* [EXCERPTED DATA]:
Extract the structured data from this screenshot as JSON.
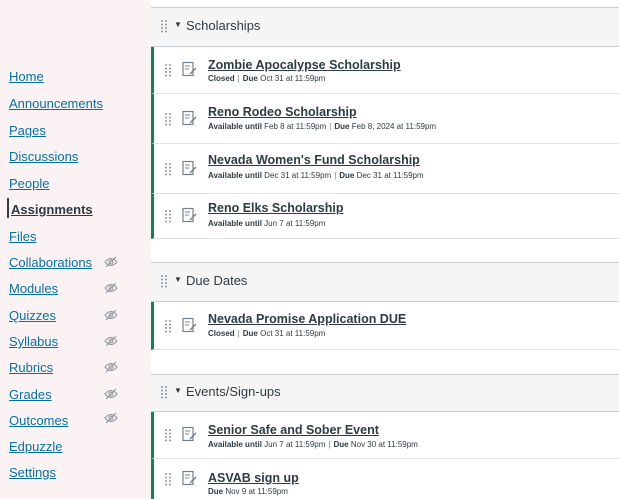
{
  "nav": {
    "items": [
      {
        "label": "Home",
        "hidden": false,
        "active": false
      },
      {
        "label": "Announcements",
        "hidden": false,
        "active": false
      },
      {
        "label": "Pages",
        "hidden": false,
        "active": false
      },
      {
        "label": "Discussions",
        "hidden": false,
        "active": false
      },
      {
        "label": "People",
        "hidden": false,
        "active": false
      },
      {
        "label": "Assignments",
        "hidden": false,
        "active": true
      },
      {
        "label": "Files",
        "hidden": false,
        "active": false
      },
      {
        "label": "Collaborations",
        "hidden": true,
        "active": false
      },
      {
        "label": "Modules",
        "hidden": true,
        "active": false
      },
      {
        "label": "Quizzes",
        "hidden": true,
        "active": false
      },
      {
        "label": "Syllabus",
        "hidden": true,
        "active": false
      },
      {
        "label": "Rubrics",
        "hidden": true,
        "active": false
      },
      {
        "label": "Grades",
        "hidden": true,
        "active": false
      },
      {
        "label": "Outcomes",
        "hidden": true,
        "active": false
      },
      {
        "label": "Edpuzzle",
        "hidden": false,
        "active": false
      },
      {
        "label": "Settings",
        "hidden": false,
        "active": false
      }
    ],
    "hidden_icon": "eye-slash-icon"
  },
  "modules": [
    {
      "title": "Scholarships",
      "items": [
        {
          "title": "Zombie Apocalypse Scholarship",
          "meta": [
            {
              "label": "Closed",
              "value": ""
            },
            {
              "label": "Due",
              "value": "Oct 31 at 11:59pm"
            }
          ]
        },
        {
          "title": "Reno Rodeo Scholarship",
          "meta": [
            {
              "label": "Available until",
              "value": "Feb 8 at 11:59pm"
            },
            {
              "label": "Due",
              "value": "Feb 8, 2024 at 11:59pm"
            }
          ]
        },
        {
          "title": "Nevada Women's Fund Scholarship",
          "meta": [
            {
              "label": "Available until",
              "value": "Dec 31 at 11:59pm"
            },
            {
              "label": "Due",
              "value": "Dec 31 at 11:59pm"
            }
          ]
        },
        {
          "title": "Reno Elks Scholarship",
          "meta": [
            {
              "label": "Available until",
              "value": "Jun 7 at 11:59pm"
            }
          ]
        }
      ]
    },
    {
      "title": "Due Dates",
      "items": [
        {
          "title": "Nevada Promise Application DUE",
          "meta": [
            {
              "label": "Closed",
              "value": ""
            },
            {
              "label": "Due",
              "value": "Oct 31 at 11:59pm"
            }
          ]
        }
      ]
    },
    {
      "title": "Events/Sign-ups",
      "items": [
        {
          "title": "Senior Safe and Sober Event",
          "meta": [
            {
              "label": "Available until",
              "value": "Jun 7 at 11:59pm"
            },
            {
              "label": "Due",
              "value": "Nov 30 at 11:59pm"
            }
          ]
        },
        {
          "title": "ASVAB sign up",
          "meta": [
            {
              "label": "Due",
              "value": "Nov 9 at 11:59pm"
            }
          ]
        }
      ]
    }
  ],
  "icons": {
    "drag": "drag-handle-icon",
    "expand": "caret-down-icon",
    "assignment": "assignment-icon"
  },
  "colors": {
    "link": "#0770a3",
    "published": "#0b874b",
    "header_bg": "#f5f5f5",
    "text": "#2d3b45"
  }
}
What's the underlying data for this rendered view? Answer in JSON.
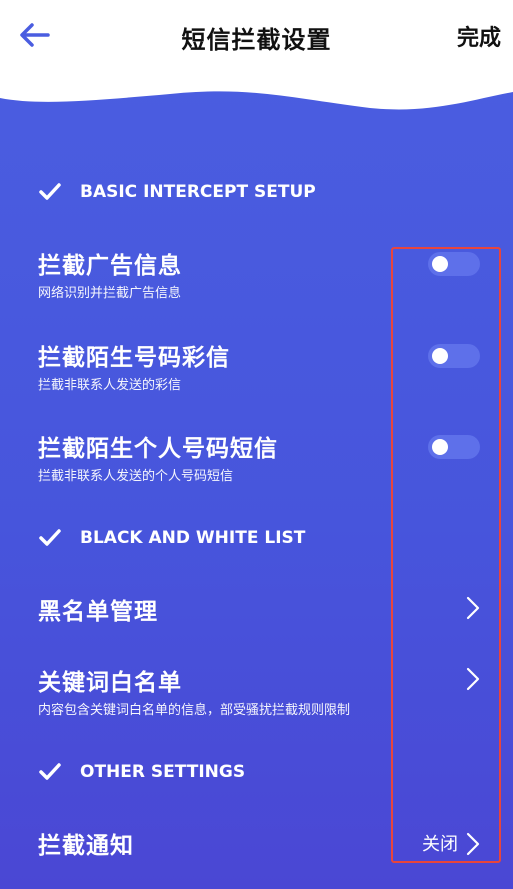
{
  "header": {
    "title": "短信拦截设置",
    "done_label": "完成"
  },
  "sections": [
    {
      "title": "BASIC INTERCEPT SETUP"
    },
    {
      "title": "BLACK AND WHITE LIST"
    },
    {
      "title": "OTHER SETTINGS"
    }
  ],
  "settings": [
    {
      "title": "拦截广告信息",
      "subtitle": "网络识别并拦截广告信息",
      "enabled": false
    },
    {
      "title": "拦截陌生号码彩信",
      "subtitle": "拦截非联系人发送的彩信",
      "enabled": false
    },
    {
      "title": "拦截陌生个人号码短信",
      "subtitle": "拦截非联系人发送的个人号码短信",
      "enabled": false
    }
  ],
  "lists": [
    {
      "title": "黑名单管理"
    },
    {
      "title": "关键词白名单",
      "subtitle": "内容包含关键词白名单的信息，部受骚扰拦截规则限制"
    }
  ],
  "other": {
    "notify_title": "拦截通知",
    "notify_value": "关闭"
  },
  "colors": {
    "background": "#4a55dc",
    "toggle_off": "#5e70ea",
    "highlight": "#e8453c"
  },
  "icons": {
    "back": "arrow-left-icon",
    "check": "check-icon",
    "chevron": "chevron-right-icon"
  }
}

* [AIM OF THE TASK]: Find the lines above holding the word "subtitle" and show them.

* [RESULT OF THE EXERCISE]:
      "subtitle": "网络识别并拦截广告信息",
      "subtitle": "拦截非联系人发送的彩信",
      "subtitle": "拦截非联系人发送的个人号码短信",
      "subtitle": "内容包含关键词白名单的信息，部受骚扰拦截规则限制"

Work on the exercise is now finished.